Defending his movie's violence, Quentin Tarantino says slaveholders did "far worse" than any of the gory scenes depicted in "Django Unchained"
If you think "Django Unchained" is violent, Quentin Tarantino has a historical reality check for you: Try slavery.
The "Pulp Fiction" auteur is back with an Antebellum revenge flick that according to early screenings pours on the blood and gore. Tarantino told an audience of British Academy of Film and Television Arts members on Thursday that if anything he spared the lash in his depiction of slavery, according to the Guardian.
"We all intellectually 'know' the brutality and inhumanity of slavery," Tarantino said, "but after you do the research it's no longer intellectual any more, no longer just historical record — you feel it in your bones. It makes you angry and want to do something … I'm here to tell you, that however bad things get in the movie, a lot worse shit actually happened."
Tarantino's comments indicate that he anticipates the irreverent "Django Unchained" — which opens on Christmas Day — will court controversy for setting its story against the backdrop of the slave trade.

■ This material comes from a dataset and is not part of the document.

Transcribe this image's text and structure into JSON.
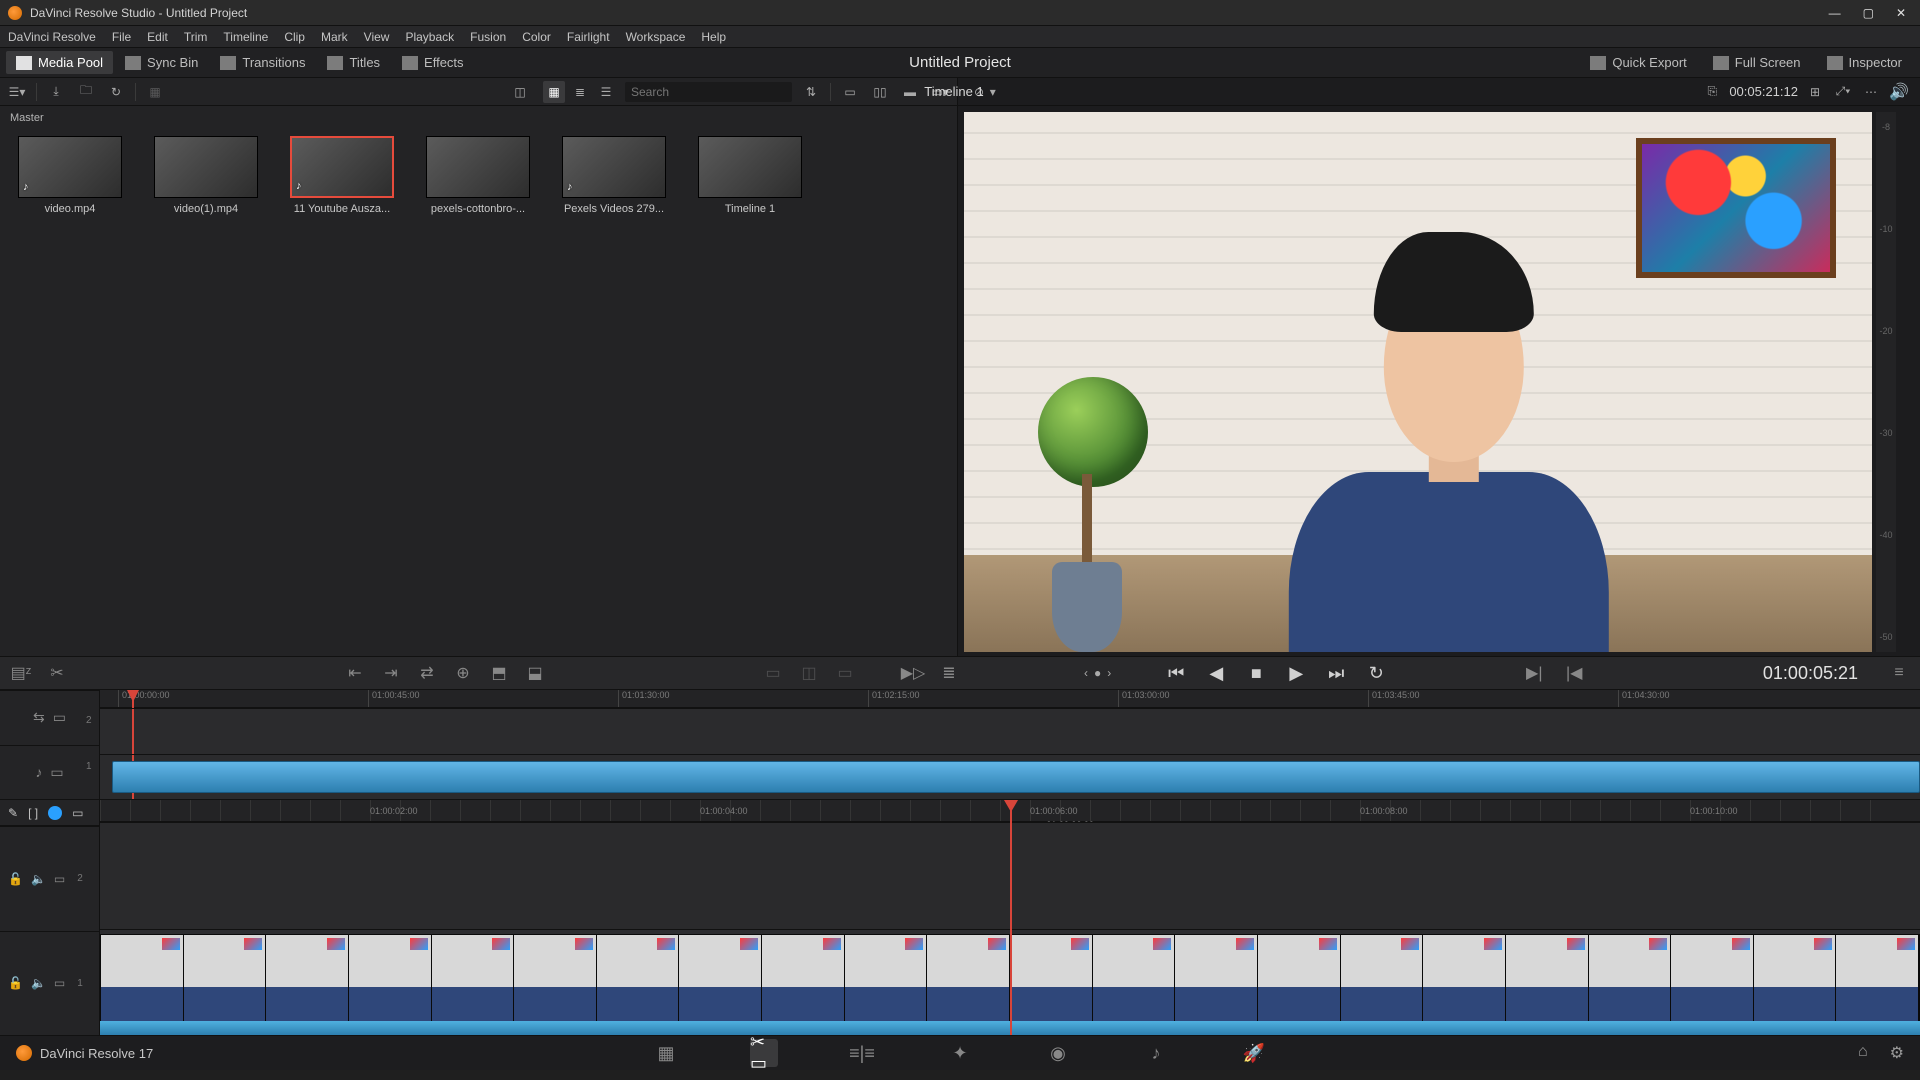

The film centers on a bounty hunter (Christoph Waltz) who partners with a freed slave (Jamie Foxx) to take down a plantation owner, Calvin Candie (Leonardo DiCaprio) who controls his wife. Candie, who speaks with Magnolia-scented menace in the trailers, owns a mixed-race club in Greenville, Miss., and deals in slave-fights.
Perhaps because the film features Tarantino's trademark sardonic humor, some early viewers have compared "Django Unchained" to the works of Mel Brooks.
"Just watched what was basically a three-hour homage to BLAZING SADDLES," @LouLumenick tweeted.
But despite the humor, in an interview with Howard Stern this week, Tarantino indicated that he took the responsibility of depicting slavery very seriously. In particular, he said that shooting a scene where a female slave is brutalized brought him to tears and deeply impacted the crew.
“It was early on in the production, and it was the first time we started officially dealing with that kind of ugliness," Tarantino said. "We later got used to dealing with that kind of ugliness. But that first — it was traumatizing to everybody, none less because of the fact that we were doing it in the real slave area of a real plantation where the slaves lived.
"This actually happened on the grounds," he added. "There was blood in that ground. Those trees had memories of everything that happened there. We could feel the spirits of the old slaves on the property.”
Of course, Tarantino has taken on controversial subjects before. He turned an ultra-violent and satiric eye at the Nazis and an SD colonel nicknamed the "Jew Hunter" and turned it into "Inglourious Basterds." Dealing with charges of insensitivity, it nonetheless collected over $300 million worldwide and was nominated for a Best Picture Oscar.